Netflix has signed a deal with Duplass Brothers Prods. to produce four movies that will be distributed on the streaming-video service after a short theatrical release window, Netflix confirmed.
Under the pact, the movies from indie filmmakers and thesps Jay Duplass and Mark Duplass will have a brief theatrical release of unspecified length, before becoming available exclusively on Netflix.
Netflix’s pact with the fraternal duo comes after the No. 1 subscription VOD service last fall announced its entry into the movie biz. That included a four-movie exclusive deal with Adam Sandler and an agreement with Weinstein Co. and Imax to debut the sequel to “Crouching Tiger, Hidden Dragon” simultaneously in theaters and on Netflix in August 2015.
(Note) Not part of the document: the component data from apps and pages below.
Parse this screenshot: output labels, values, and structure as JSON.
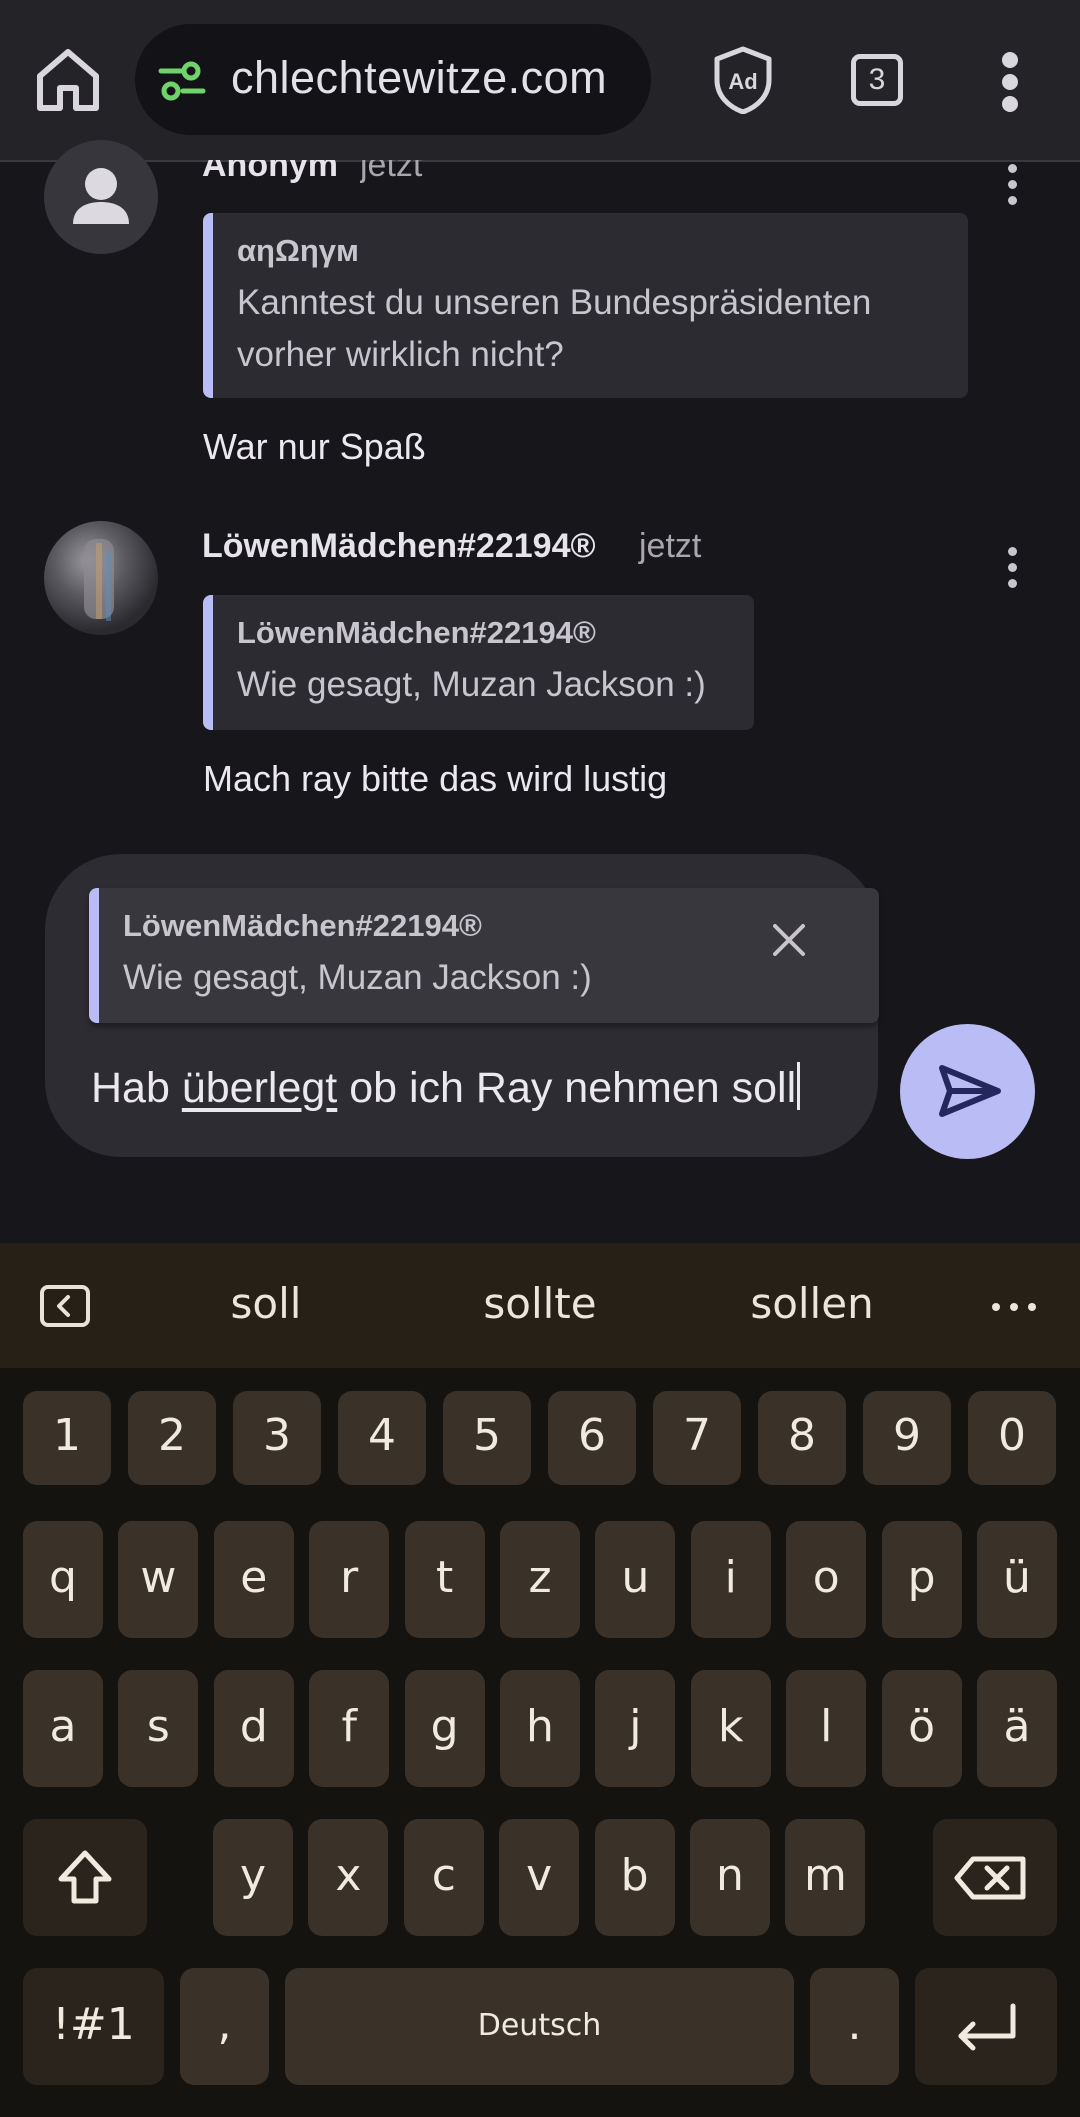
{
  "browser": {
    "url": "chlechtewitze.com",
    "tab_count": "3"
  },
  "comments": [
    {
      "author": "Anonym",
      "time": "jetzt",
      "quote_author": "αηΩηγм",
      "quote_lines": [
        "Kanntest du unseren Bundespräsidenten",
        "vorher wirklich nicht?"
      ],
      "text": "War nur Spaß"
    },
    {
      "author": "LöwenMädchen#22194®",
      "time": "jetzt",
      "quote_author": "LöwenMädchen#22194®",
      "quote_lines": [
        "Wie gesagt, Muzan Jackson :)"
      ],
      "text": "Mach ray bitte das wird lustig"
    }
  ],
  "composer": {
    "reply_to_author": "LöwenMädchen#22194®",
    "reply_to_text": "Wie gesagt, Muzan Jackson :)",
    "input_before": "Hab ",
    "input_underlined": "überlegt",
    "input_after": " ob ich Ray nehmen soll"
  },
  "keyboard": {
    "suggestions": [
      "soll",
      "sollte",
      "sollen"
    ],
    "number_row": [
      "1",
      "2",
      "3",
      "4",
      "5",
      "6",
      "7",
      "8",
      "9",
      "0"
    ],
    "row1": [
      "q",
      "w",
      "e",
      "r",
      "t",
      "z",
      "u",
      "i",
      "o",
      "p",
      "ü"
    ],
    "row2": [
      "a",
      "s",
      "d",
      "f",
      "g",
      "h",
      "j",
      "k",
      "l",
      "ö",
      "ä"
    ],
    "row3": [
      "y",
      "x",
      "c",
      "v",
      "b",
      "n",
      "m"
    ],
    "symbols_label": "!#1",
    "comma_label": ",",
    "space_label": "Deutsch",
    "period_label": "."
  },
  "colors": {
    "accent": "#b9bcf5",
    "background": "#17161b",
    "keyboard_key": "#3a3128"
  }
}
The Duplass brothers are executive producers of bawdy sex comedy “The Bronze,” which premiered Thursday at the Sundance Film Festival. Jay and Mark Duplass, natives of New Orleans, are also the creators of HBO comedy series “Togetherness,” which premiered on the premium cabler Jan. 11, and have produced and directed several independent films including “Cyrus,” “Jeff Who Lives at Home” and “The Puffy Chair.”
In an interview with Variety at Sundance last year, Mark Duplass said that “the most important part of making a movie is making sure that film streams on Netflix.”
“My first movie made a grand total of $220,000 in theaters but about 5 million people have seen it on Netflix because they can click on it and they can try it out,” he said. “And so I really recommend to get your get goddamn movie on Netflix. It made my career.”
In addition to their directing and producing activities, Mark Duplass is a series regular in FX’s “The League,” while Jay appears in Amazon’s “Transparent.”
Netflix’s foray into film has drawn ire from big U.S. cinema chains, which have avowed to not exhibit “Crouching Tiger, Hidden Dragon: The Green Legend,” slated for Aug. 28, 2015, release.
Meanwhile, Amazon Studios has subsequently thrown its hat into the movie ring, hiring indie mainstay Ted Hope to produce or acquire about a dozen films per year with budgets pegged at between $5 million and $25 million. Amazon says its movies will have a theatrical window of 4-8 weeks.
News of Netflix’s deal with the Duplass brothers was first reported by Deadline.com.